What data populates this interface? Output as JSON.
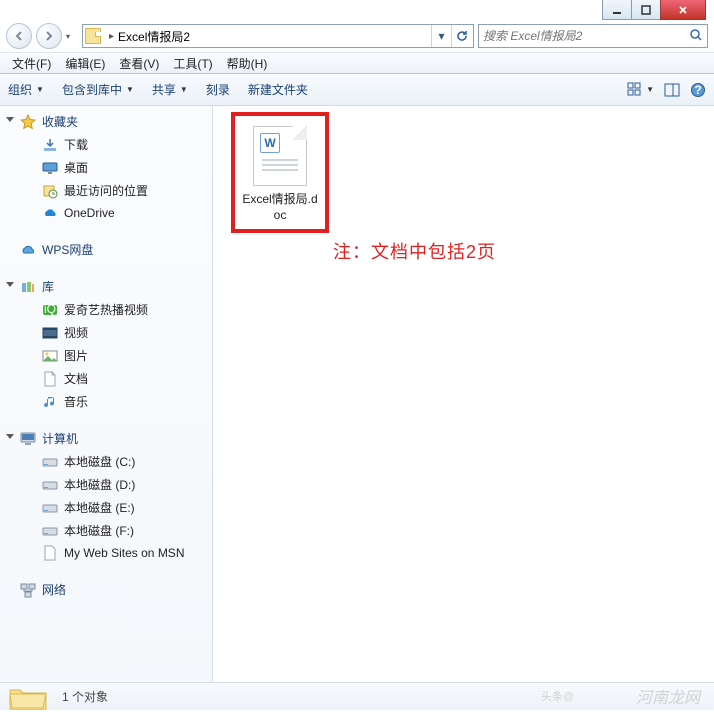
{
  "window": {
    "min": "_",
    "max": "□",
    "close": "×"
  },
  "address": {
    "folder_name": "Excel情报局2",
    "dropdown": "▾",
    "refresh": "↻"
  },
  "search": {
    "placeholder": "搜索 Excel情报局2"
  },
  "menu": {
    "file": "文件(F)",
    "edit": "编辑(E)",
    "view": "查看(V)",
    "tools": "工具(T)",
    "help": "帮助(H)"
  },
  "toolbar": {
    "organize": "组织",
    "include": "包含到库中",
    "share": "共享",
    "burn": "刻录",
    "newfolder": "新建文件夹"
  },
  "sidebar": {
    "favorites": {
      "label": "收藏夹",
      "items": [
        {
          "label": "下载"
        },
        {
          "label": "桌面"
        },
        {
          "label": "最近访问的位置"
        },
        {
          "label": "OneDrive"
        }
      ]
    },
    "wps": {
      "label": "WPS网盘"
    },
    "libraries": {
      "label": "库",
      "items": [
        {
          "label": "爱奇艺热播视频"
        },
        {
          "label": "视频"
        },
        {
          "label": "图片"
        },
        {
          "label": "文档"
        },
        {
          "label": "音乐"
        }
      ]
    },
    "computer": {
      "label": "计算机",
      "items": [
        {
          "label": "本地磁盘 (C:)"
        },
        {
          "label": "本地磁盘 (D:)"
        },
        {
          "label": "本地磁盘 (E:)"
        },
        {
          "label": "本地磁盘 (F:)"
        },
        {
          "label": "My Web Sites on MSN"
        }
      ]
    },
    "network": {
      "label": "网络"
    }
  },
  "content": {
    "file": {
      "name": "Excel情报局.doc",
      "badge": "W"
    },
    "annotation": "注：文档中包括2页"
  },
  "status": {
    "count": "1 个对象"
  },
  "watermark": {
    "main": "河南龙网",
    "side": "头条@"
  }
}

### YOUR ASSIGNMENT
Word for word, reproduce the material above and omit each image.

### OUTPUT FOR THIS TASK
What data populates this interface? Output as JSON.
{
  "window": {
    "min": "_",
    "max": "□",
    "close": "×"
  },
  "address": {
    "folder_name": "Excel情报局2",
    "dropdown": "▾",
    "refresh": "↻"
  },
  "search": {
    "placeholder": "搜索 Excel情报局2"
  },
  "menu": {
    "file": "文件(F)",
    "edit": "编辑(E)",
    "view": "查看(V)",
    "tools": "工具(T)",
    "help": "帮助(H)"
  },
  "toolbar": {
    "organize": "组织",
    "include": "包含到库中",
    "share": "共享",
    "burn": "刻录",
    "newfolder": "新建文件夹"
  },
  "sidebar": {
    "favorites": {
      "label": "收藏夹",
      "items": [
        {
          "label": "下载"
        },
        {
          "label": "桌面"
        },
        {
          "label": "最近访问的位置"
        },
        {
          "label": "OneDrive"
        }
      ]
    },
    "wps": {
      "label": "WPS网盘"
    },
    "libraries": {
      "label": "库",
      "items": [
        {
          "label": "爱奇艺热播视频"
        },
        {
          "label": "视频"
        },
        {
          "label": "图片"
        },
        {
          "label": "文档"
        },
        {
          "label": "音乐"
        }
      ]
    },
    "computer": {
      "label": "计算机",
      "items": [
        {
          "label": "本地磁盘 (C:)"
        },
        {
          "label": "本地磁盘 (D:)"
        },
        {
          "label": "本地磁盘 (E:)"
        },
        {
          "label": "本地磁盘 (F:)"
        },
        {
          "label": "My Web Sites on MSN"
        }
      ]
    },
    "network": {
      "label": "网络"
    }
  },
  "content": {
    "file": {
      "name": "Excel情报局.doc",
      "badge": "W"
    },
    "annotation": "注：文档中包括2页"
  },
  "status": {
    "count": "1 个对象"
  },
  "watermark": {
    "main": "河南龙网",
    "side": "头条@"
  }
}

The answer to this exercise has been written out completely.